◆ Exercise instructions
Count the lines in the entries that contain the string "http". State nothing but the number.
········
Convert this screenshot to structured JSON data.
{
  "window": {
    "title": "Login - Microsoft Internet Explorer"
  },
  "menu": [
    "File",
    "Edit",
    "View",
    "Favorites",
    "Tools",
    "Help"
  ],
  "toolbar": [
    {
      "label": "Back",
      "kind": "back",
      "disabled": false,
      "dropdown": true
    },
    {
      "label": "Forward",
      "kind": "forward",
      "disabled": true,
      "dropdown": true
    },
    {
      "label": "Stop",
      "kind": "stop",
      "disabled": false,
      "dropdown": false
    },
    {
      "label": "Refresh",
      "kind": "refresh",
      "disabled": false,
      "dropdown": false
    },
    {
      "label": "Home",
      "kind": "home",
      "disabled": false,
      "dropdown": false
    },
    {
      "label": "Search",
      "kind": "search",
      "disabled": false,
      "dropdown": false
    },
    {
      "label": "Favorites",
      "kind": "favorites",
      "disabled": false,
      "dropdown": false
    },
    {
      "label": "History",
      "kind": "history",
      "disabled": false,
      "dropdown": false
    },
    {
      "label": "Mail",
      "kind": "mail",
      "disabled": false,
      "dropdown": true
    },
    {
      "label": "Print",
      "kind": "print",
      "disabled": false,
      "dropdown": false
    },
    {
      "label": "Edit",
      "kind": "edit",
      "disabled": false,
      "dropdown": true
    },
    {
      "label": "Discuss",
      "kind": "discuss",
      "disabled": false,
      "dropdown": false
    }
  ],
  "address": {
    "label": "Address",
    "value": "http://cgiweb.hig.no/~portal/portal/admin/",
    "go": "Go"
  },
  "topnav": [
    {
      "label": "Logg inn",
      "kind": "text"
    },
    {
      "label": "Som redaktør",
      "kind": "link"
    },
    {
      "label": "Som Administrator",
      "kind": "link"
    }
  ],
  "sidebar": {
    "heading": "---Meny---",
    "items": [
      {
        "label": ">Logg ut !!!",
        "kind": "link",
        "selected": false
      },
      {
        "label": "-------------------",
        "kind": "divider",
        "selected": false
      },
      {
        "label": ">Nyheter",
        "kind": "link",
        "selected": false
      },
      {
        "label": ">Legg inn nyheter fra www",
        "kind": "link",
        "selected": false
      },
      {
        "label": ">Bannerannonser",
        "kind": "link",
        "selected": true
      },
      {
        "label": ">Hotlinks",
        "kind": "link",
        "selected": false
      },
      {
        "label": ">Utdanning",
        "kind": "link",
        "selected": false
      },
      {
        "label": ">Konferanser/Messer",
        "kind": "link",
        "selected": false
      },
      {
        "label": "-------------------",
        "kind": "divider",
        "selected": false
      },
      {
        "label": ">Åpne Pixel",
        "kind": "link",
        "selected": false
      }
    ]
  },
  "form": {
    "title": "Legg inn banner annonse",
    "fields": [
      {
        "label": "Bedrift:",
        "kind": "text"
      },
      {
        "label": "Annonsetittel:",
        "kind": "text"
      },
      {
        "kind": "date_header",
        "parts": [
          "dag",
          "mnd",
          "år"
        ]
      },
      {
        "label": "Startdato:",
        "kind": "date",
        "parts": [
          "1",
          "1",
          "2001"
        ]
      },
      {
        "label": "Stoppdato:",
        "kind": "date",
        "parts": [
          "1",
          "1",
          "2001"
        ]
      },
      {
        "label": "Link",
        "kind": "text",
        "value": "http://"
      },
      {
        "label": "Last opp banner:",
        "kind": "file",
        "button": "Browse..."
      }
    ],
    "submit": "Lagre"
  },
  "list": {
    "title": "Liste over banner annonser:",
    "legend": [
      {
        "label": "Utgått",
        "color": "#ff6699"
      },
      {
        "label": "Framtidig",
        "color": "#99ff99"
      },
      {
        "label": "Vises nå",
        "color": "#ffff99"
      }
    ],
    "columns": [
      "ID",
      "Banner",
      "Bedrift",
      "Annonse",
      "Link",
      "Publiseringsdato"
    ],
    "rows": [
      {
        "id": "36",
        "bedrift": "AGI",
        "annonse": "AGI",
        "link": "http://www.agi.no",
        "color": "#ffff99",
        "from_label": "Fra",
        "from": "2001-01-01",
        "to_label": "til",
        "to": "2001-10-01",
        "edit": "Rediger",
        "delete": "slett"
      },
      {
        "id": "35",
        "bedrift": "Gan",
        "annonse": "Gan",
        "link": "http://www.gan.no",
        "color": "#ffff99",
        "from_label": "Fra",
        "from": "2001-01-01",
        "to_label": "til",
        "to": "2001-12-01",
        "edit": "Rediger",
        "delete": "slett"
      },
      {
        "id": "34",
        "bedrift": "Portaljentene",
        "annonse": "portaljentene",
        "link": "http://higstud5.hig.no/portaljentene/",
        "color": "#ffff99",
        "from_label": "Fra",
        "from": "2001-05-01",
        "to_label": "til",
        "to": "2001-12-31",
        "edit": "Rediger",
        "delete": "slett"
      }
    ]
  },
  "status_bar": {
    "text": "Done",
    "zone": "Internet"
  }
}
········
◆ Written reply
5